A blue sedan entered the parking lot outside UNLV Medicine promptly at 1 p.m. on Monday. A middle-aged woman was the first of many who would drive across town to take advantage of UNLV Medicine’s curbside COVID-19 testing.
Masked medical personnel directed her through a lane of red cones and motioned for her to stop outside a white tent that served as a testing station. Standing outside the vehicle driver’s side window, a certified medical assistant checked the woman’s identification, got her insurance information and took her temperature. The woman was then instructed to blow her nose. Within seconds, UNLV School of Medicine Vice Dean of Clinical Affairs Dr. Michael Gardner reached through the open window, swabbed inside the woman’s nose…and the patient was on her way. Her sample was securely packaged, refrigerated, and later that day would be on its way to Clinical Pathology Laboratories (CPL’s) testing center in Texas.

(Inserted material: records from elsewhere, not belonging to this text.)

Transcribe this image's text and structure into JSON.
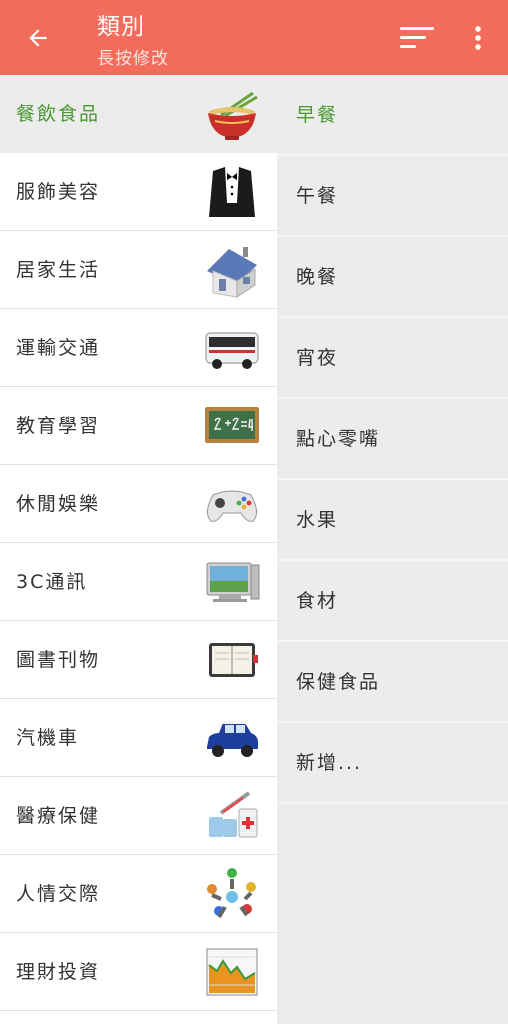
{
  "header": {
    "title": "類別",
    "subtitle": "長按修改",
    "back_icon": "arrow-left-icon",
    "sort_icon": "sort-icon",
    "more_icon": "more-vert-icon",
    "background_color": "#f26b5b"
  },
  "categories": [
    {
      "label": "餐飲食品",
      "icon": "noodle-bowl-icon",
      "selected": true
    },
    {
      "label": "服飾美容",
      "icon": "tuxedo-icon"
    },
    {
      "label": "居家生活",
      "icon": "house-icon"
    },
    {
      "label": "運輸交通",
      "icon": "bus-icon"
    },
    {
      "label": "教育學習",
      "icon": "chalkboard-icon"
    },
    {
      "label": "休閒娛樂",
      "icon": "gamepad-icon"
    },
    {
      "label": "3C通訊",
      "icon": "computer-icon"
    },
    {
      "label": "圖書刊物",
      "icon": "notebook-icon"
    },
    {
      "label": "汽機車",
      "icon": "car-icon"
    },
    {
      "label": "醫療保健",
      "icon": "medicine-icon"
    },
    {
      "label": "人情交際",
      "icon": "people-circle-icon"
    },
    {
      "label": "理財投資",
      "icon": "stock-chart-icon"
    }
  ],
  "subcategories": [
    {
      "label": "早餐",
      "selected": true
    },
    {
      "label": "午餐"
    },
    {
      "label": "晚餐"
    },
    {
      "label": "宵夜"
    },
    {
      "label": "點心零嘴"
    },
    {
      "label": "水果"
    },
    {
      "label": "食材"
    },
    {
      "label": "保健食品"
    },
    {
      "label": "新增..."
    }
  ],
  "colors": {
    "selected_text": "#4a9a34",
    "left_bg": "#ffffff",
    "right_bg": "#ececec"
  }
}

Patient number one was granted one of the hard-to-come-by tests because she met the Centers for Disease Control’s criteria for testing by displaying upper respiratory symptoms like shortness of breath, coughing up blood, or having direct contact with a coronavirus case. She was given an appointment only after speaking with personnel in the UNLV Medicine Call Center, where UNLV School of Medicine students are volunteering to verbally screen each caller.
Testing more than a thousand members of the public is a big undertaking, and UNLV Medicine’s staff is already busy during this health crisis. But the decision to go forward with public testing was an easy one according to Dr. Gardner, who oversees UNLV Medicine's 17 clinics.

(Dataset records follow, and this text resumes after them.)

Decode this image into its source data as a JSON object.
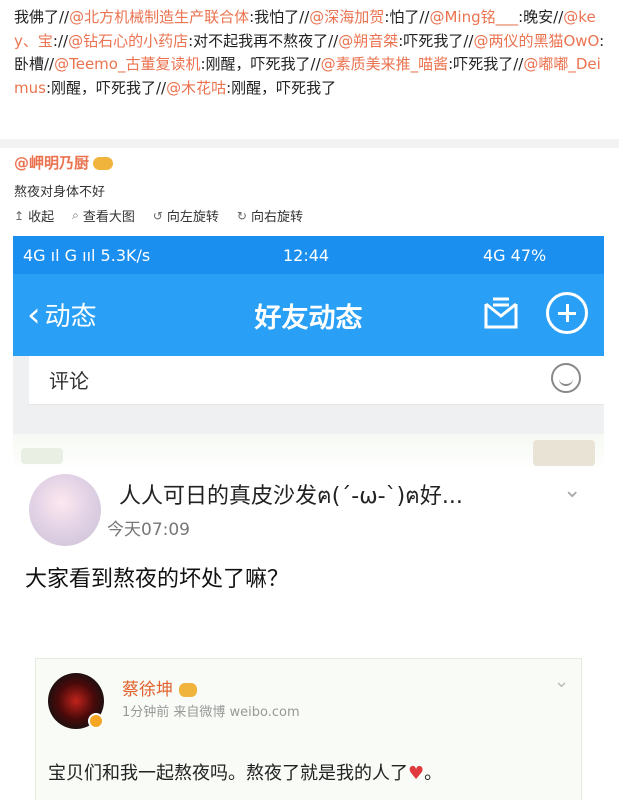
{
  "thread": {
    "segments": [
      {
        "t": "我佛了//",
        "link": false
      },
      {
        "t": "@北方机械制造生产联合体",
        "link": true
      },
      {
        "t": ":我怕了//",
        "link": false
      },
      {
        "t": "@深海加贺",
        "link": true
      },
      {
        "t": ":怕了//",
        "link": false
      },
      {
        "t": "@Ming铭___",
        "link": true
      },
      {
        "t": ":晚安//",
        "link": false
      },
      {
        "t": "@key、宝",
        "link": true
      },
      {
        "t": "://",
        "link": false
      },
      {
        "t": "@钻石心的小药店",
        "link": true
      },
      {
        "t": ":对不起我再不熬夜了//",
        "link": false
      },
      {
        "t": "@朔音桀",
        "link": true
      },
      {
        "t": ":吓死我了//",
        "link": false
      },
      {
        "t": "@两仪的黑猫OwO",
        "link": true
      },
      {
        "t": ":卧槽//",
        "link": false
      },
      {
        "t": "@Teemo_古董复读机",
        "link": true
      },
      {
        "t": ":刚醒，吓死我了//",
        "link": false
      },
      {
        "t": "@素质美来推_喵酱",
        "link": true
      },
      {
        "t": ":吓死我了//",
        "link": false
      },
      {
        "t": "@嘟嘟_Deimus",
        "link": true
      },
      {
        "t": ":刚醒，吓死我了//",
        "link": false
      },
      {
        "t": "@木花咕",
        "link": true
      },
      {
        "t": ":刚醒，吓死我了",
        "link": false
      }
    ]
  },
  "author": {
    "handle": "@岬明乃厨",
    "caption": "熬夜对身体不好"
  },
  "image_tools": {
    "collapse": {
      "icon": "↥",
      "label": "收起"
    },
    "view_large": {
      "icon": "⌕",
      "label": "查看大图"
    },
    "rotate_left": {
      "icon": "↺",
      "label": "向左旋转"
    },
    "rotate_right": {
      "icon": "↻",
      "label": "向右旋转"
    }
  },
  "phone": {
    "status": {
      "left": "4G ıl  G ııl  5.3K/s",
      "time": "12:44",
      "right": "4G  47%"
    },
    "nav": {
      "back_icon": "‹",
      "back_label": "动态",
      "title": "好友动态"
    },
    "comment_label": "评论",
    "post": {
      "name": "人人可日的真皮沙发ฅ(´-ω-`)ฅ好...",
      "time": "今天07:09",
      "text": "大家看到熬夜的坏处了嘛？",
      "chevron": "⌄"
    },
    "weibo": {
      "name": "蔡徐坤",
      "meta": "1分钟前  来自微博 weibo.com",
      "chevron": "⌄",
      "text": "宝贝们和我一起熬夜吗。熬夜了就是我的人了",
      "heart": "♥"
    }
  }
}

“Patients are incredibly frustrated because they don’t know where to get tested. This will not only help those people, it will give health authorities in Southern Nevada a better idea about how many people actually have COVID-19. By conducting the tests curbside, we can test a high number of people faster, and since the patient doesn’t have to leave their car, it limits exposure to others. They’ll be informed of their results in 5-7 days.”

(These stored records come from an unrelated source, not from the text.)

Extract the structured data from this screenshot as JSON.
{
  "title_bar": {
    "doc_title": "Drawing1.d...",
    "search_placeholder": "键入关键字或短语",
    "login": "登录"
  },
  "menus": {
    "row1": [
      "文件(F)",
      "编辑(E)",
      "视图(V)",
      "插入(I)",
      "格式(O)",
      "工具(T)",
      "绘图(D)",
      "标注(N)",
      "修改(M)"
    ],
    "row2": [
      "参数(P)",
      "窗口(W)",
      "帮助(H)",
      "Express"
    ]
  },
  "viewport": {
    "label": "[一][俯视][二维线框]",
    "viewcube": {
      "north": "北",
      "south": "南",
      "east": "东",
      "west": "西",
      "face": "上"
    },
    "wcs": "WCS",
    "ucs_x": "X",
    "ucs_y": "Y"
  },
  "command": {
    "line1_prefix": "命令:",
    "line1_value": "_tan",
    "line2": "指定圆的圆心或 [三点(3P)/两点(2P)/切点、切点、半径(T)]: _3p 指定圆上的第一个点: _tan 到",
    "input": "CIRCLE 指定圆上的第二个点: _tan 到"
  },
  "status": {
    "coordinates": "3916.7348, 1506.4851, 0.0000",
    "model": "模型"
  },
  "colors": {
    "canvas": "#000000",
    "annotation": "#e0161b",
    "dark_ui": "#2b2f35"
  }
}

Dr. Gardner recently learned he could obtain 1400 test kits from CPL and immediately began planning logistics.
Arrangements were made with Metro and UNLV Police for traffic control and security. Tents and generators were rented. Power cables were strung into the parking lot, UNLV School of Medicine’s Information Technology Department connected UNLV Medicine’s medical record database to computers in the parking lot. Multiple decisions were made about traffic flow and staffing, how each test would be administered, stored and transported and of course, there was the call center, whose personnel would be responsible for screening each caller.